We're unable to sign you in at this time. Please try again in a few minutes.
We were able to sign you in, but your subscription(s) could not be found. Please try again in a few minutes.
There may be a problem with your account. Please contact the AMA Service Center to resolve this issue.
Contact the AMA Service Center:
Telephone: 1 (800) 262-2350 or 1 (312) 670-7827  *   Email: subscriptions@jamanetwork.com
Error Message ......
Editorial |

Simultaneous Cataract Surgery for Bilateral Congenital Cataracts Are the Cost Savings Worth the Risk?

Burton J. Kushner, MD
Arch Ophthalmol. 2010;128(8):1073-1074. doi:10.1001/archophthalmol.2010.148.
Text Size: A A A
Published online

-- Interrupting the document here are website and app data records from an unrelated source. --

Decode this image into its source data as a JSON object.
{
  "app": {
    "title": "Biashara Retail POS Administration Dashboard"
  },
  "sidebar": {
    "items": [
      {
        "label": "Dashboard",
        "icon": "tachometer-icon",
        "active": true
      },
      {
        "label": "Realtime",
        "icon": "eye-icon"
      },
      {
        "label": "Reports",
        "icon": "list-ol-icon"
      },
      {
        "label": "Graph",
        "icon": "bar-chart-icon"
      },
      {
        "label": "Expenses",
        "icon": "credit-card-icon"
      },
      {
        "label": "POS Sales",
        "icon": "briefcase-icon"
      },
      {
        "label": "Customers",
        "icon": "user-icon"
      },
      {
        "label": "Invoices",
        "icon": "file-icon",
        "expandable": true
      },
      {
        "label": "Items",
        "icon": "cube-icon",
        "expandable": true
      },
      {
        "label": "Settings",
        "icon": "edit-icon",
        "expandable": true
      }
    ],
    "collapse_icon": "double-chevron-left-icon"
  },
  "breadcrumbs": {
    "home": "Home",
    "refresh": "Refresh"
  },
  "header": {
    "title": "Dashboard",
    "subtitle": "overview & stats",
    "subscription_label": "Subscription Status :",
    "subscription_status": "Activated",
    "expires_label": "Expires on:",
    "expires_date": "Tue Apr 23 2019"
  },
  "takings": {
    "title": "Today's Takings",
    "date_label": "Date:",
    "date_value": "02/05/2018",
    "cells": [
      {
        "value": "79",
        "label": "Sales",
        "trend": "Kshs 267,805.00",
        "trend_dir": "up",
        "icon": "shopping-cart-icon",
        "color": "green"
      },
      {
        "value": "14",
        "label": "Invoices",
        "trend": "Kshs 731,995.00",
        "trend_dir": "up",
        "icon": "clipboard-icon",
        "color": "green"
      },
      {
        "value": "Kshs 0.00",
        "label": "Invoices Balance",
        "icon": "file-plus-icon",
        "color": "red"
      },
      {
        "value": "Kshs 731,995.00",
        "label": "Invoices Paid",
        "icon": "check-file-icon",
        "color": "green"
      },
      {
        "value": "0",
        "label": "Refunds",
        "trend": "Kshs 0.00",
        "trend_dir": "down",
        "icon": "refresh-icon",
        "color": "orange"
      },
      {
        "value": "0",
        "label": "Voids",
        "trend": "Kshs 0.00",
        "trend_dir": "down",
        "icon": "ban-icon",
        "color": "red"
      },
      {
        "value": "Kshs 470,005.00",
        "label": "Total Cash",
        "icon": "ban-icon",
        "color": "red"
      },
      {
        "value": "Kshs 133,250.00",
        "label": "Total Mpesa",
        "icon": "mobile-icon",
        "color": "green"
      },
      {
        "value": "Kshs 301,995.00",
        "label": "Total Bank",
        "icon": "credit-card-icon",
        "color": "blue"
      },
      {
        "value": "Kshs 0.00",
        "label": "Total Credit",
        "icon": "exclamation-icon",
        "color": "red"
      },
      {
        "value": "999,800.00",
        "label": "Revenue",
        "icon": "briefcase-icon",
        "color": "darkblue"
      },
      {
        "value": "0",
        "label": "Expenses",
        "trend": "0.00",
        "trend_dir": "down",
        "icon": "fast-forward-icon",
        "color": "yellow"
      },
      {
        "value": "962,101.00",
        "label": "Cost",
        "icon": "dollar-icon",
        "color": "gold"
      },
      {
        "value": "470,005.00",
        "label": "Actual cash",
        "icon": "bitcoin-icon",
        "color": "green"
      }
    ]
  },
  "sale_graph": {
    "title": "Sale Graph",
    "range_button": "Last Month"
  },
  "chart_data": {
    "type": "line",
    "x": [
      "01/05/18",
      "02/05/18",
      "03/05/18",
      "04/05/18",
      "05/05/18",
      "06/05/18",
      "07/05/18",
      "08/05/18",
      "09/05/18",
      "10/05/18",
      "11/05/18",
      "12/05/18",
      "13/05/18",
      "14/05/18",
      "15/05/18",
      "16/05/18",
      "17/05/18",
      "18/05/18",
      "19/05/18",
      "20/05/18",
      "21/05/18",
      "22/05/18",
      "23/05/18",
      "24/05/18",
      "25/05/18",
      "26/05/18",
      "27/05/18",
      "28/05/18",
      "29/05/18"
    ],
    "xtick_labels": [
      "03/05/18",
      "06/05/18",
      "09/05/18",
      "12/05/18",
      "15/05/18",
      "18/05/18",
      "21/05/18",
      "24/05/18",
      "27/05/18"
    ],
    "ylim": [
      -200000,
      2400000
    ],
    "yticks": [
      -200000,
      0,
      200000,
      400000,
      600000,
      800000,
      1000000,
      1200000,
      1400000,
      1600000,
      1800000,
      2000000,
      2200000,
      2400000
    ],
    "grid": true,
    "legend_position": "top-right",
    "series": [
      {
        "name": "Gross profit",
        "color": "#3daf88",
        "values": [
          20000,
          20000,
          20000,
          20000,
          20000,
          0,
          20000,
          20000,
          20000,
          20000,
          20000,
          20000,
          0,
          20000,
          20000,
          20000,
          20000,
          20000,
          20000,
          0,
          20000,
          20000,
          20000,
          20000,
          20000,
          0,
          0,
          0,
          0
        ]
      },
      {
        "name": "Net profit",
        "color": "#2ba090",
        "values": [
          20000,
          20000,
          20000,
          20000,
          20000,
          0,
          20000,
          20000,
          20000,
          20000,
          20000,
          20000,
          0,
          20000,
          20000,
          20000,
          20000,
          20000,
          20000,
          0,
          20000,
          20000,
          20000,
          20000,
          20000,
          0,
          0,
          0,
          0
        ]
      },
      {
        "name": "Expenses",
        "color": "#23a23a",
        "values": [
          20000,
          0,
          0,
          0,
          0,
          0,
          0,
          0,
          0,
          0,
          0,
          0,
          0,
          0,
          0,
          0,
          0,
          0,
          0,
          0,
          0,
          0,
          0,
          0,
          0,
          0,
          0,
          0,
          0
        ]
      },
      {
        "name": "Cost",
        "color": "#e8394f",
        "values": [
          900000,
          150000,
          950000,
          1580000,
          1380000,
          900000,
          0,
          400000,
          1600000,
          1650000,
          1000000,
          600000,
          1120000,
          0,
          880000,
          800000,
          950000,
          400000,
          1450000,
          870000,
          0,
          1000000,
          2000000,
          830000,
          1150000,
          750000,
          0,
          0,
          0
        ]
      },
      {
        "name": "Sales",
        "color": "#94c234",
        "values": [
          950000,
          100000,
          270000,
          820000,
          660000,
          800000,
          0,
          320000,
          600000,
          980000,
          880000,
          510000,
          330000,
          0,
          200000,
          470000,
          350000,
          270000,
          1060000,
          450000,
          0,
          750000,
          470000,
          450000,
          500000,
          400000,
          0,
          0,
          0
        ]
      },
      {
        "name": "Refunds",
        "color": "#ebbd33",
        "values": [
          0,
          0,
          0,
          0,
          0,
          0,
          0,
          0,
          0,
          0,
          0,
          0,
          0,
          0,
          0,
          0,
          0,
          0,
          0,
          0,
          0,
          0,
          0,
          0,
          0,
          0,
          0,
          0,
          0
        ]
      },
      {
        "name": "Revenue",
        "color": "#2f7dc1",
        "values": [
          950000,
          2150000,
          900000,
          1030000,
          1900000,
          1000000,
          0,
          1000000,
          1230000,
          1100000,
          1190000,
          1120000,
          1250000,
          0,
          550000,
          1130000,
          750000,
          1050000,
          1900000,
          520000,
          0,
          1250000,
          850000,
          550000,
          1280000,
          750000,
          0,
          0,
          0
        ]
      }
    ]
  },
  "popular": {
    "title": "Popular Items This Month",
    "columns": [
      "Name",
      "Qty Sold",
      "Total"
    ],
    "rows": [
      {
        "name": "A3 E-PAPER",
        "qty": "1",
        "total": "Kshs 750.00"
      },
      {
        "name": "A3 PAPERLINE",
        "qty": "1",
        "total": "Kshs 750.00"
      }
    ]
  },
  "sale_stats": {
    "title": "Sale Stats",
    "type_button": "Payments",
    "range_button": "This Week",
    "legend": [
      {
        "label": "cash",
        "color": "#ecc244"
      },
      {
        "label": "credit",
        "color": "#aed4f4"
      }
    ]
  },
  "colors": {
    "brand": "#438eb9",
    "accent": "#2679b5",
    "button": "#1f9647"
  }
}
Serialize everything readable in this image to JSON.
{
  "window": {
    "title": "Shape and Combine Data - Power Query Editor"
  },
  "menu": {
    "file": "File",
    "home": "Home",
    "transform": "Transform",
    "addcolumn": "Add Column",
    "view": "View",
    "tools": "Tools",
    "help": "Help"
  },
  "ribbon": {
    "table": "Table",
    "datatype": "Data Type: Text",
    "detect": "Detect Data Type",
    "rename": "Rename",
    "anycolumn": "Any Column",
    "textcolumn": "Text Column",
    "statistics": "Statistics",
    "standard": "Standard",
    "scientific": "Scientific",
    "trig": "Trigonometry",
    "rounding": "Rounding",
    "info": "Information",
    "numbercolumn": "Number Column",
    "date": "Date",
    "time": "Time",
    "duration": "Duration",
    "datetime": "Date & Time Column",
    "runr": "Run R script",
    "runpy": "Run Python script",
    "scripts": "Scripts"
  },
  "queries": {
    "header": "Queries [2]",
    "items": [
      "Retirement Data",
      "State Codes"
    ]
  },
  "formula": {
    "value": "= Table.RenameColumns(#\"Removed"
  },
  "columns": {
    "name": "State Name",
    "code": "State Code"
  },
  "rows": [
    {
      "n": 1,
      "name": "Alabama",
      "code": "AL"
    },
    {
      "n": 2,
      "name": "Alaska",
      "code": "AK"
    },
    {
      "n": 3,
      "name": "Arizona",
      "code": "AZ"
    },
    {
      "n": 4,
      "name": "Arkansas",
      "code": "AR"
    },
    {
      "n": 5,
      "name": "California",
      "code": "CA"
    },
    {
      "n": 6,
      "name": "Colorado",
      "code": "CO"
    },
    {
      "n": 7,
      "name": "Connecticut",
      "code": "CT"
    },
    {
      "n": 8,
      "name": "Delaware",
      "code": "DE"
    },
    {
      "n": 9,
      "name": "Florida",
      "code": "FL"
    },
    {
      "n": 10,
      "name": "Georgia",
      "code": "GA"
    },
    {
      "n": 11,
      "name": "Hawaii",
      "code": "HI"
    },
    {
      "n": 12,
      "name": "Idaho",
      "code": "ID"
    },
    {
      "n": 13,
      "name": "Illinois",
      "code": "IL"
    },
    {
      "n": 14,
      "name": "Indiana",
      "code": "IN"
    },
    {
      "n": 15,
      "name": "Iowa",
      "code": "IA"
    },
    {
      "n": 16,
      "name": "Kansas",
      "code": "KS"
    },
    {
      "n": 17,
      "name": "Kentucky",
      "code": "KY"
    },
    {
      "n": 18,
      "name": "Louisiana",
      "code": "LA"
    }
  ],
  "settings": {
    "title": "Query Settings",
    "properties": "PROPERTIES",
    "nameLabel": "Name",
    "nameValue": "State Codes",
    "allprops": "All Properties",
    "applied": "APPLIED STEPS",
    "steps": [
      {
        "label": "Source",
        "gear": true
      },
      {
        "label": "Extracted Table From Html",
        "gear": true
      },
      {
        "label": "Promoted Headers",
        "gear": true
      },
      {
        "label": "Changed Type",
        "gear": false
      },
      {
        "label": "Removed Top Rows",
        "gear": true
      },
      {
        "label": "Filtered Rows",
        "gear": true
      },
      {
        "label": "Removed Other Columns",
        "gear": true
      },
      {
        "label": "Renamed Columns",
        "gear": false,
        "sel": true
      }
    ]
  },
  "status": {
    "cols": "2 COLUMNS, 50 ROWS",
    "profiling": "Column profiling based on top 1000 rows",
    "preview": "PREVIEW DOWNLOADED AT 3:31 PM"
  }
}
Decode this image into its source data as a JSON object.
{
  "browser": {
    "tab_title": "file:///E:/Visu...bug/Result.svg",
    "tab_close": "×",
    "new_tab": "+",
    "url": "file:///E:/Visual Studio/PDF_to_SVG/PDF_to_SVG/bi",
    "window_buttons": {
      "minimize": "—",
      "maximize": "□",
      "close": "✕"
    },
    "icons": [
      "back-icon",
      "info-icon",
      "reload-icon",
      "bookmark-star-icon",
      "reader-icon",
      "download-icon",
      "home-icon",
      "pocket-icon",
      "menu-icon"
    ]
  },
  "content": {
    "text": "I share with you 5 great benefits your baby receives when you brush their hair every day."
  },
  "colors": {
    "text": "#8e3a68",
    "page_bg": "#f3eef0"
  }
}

Speaking about foreign policy in his 1961 inaugural address, John Kennedy said, “ . . . we shall pay any price, bear any burden, meet any hardship . . . to assure the survival of liberty.” A similar ethos was reflected in national attitudes toward medical care in that era, and the words “cost-benefit ratio” were barely part of our lexicon. If a treatment or intervention was felt to be of benefit, the relative cost was scarcely considered. Now, almost 50 years later, we have learned that we must pay more attention to how we use precious and limited resources, both with respect to foreign policy and dispensing health care. Thus, it is not surprising that Dave and coauthors1 addressed the relative cost of simultaneous vs sequential bilateral cataract surgery for infants with congenital cataracts in this issue of the Archives. In this relatively small series, they attempted to assess comparative visual outcomes, adverse events, and economic costs of 10 children who underwent sequential surgery with 17 children who underwent simultaneous surgery for treating bilateral congenital cataracts. Not surprisingly, they found no cases of endophthalmitis and no difference in other serious surgical complications in either group. Given the low incidence of endophthalmitis after pediatric cataract surgery, one would not expect such a small sample size to detect any difference in that regard. Perhaps somewhat surprisingly, they found no visual benefit with simultaneous surgery. One of the major reasons that some have advocated simultaneous surgery is the theoretical better visual outcome that might occur in the eye operated on second because of its earlier visual rehabilitation. The only quantifiable benefit they found with simultaneous surgery was economic; they found a 21.9% reduction in cost with simultaneous surgery. This raises the philosophical and ethical question “Should this cost saving play an important role in our decision about the timing of surgery for bilateral congenital cataracts?” It would be lamentable, in my opinion, if cost alone drove the answer to this question. Any proper cost-benefit analysis needs to include comparative benefits and risks. What is troubling to me about the study by Dave et al is that although they compared adverse outcomes in these 2 small groups of patients, they did not adequately discuss comparative potential risks—2 very different issues. A comparison of potential risks must be an essential part of the discussion.

Sign in

Purchase Options

• Buy this article
• Subscribe to the journal
• Rent this article ?

First Page Preview

View Large
First page PDF preview





Also Meets CME requirements for:
Browse CME for all U.S. States
Accreditation Information
The American Medical Association is accredited by the Accreditation Council for Continuing Medical Education to provide continuing medical education for physicians. The AMA designates this journal-based CME activity for a maximum of 1 AMA PRA Category 1 CreditTM per course. Physicians should claim only the credit commensurate with the extent of their participation in the activity. Physicians who complete the CME course and score at least 80% correct on the quiz are eligible for AMA PRA Category 1 CreditTM.
Note: You must get at least of the answers correct to pass this quiz.
Please click the checkbox indicating that you have read the full article in order to submit your answers.
Your answers have been saved for later.
You have not filled in all the answers to complete this quiz
The following questions were not answered:
Sorry, you have unsuccessfully completed this CME quiz with a score of
The following questions were not answered correctly:
Commitment to Change (optional):
Indicate what change(s) you will implement in your practice, if any, based on this CME course.
Your quiz results:
The filled radio buttons indicate your responses. The preferred responses are highlighted
For CME Course: A Proposed Model for Initial Assessment and Management of Acute Heart Failure Syndromes
Indicate what changes(s) you will implement in your practice, if any, based on this CME course.


Some tools below are only available to our subscribers or users with an online account.

3 Citations

Sign in

Purchase Options

• Buy this article
• Subscribe to the journal
• Rent this article ?

Related Content

Customize your page view by dragging & repositioning the boxes below.

See Also...
Articles Related By Topic
Related Collections
PubMed Articles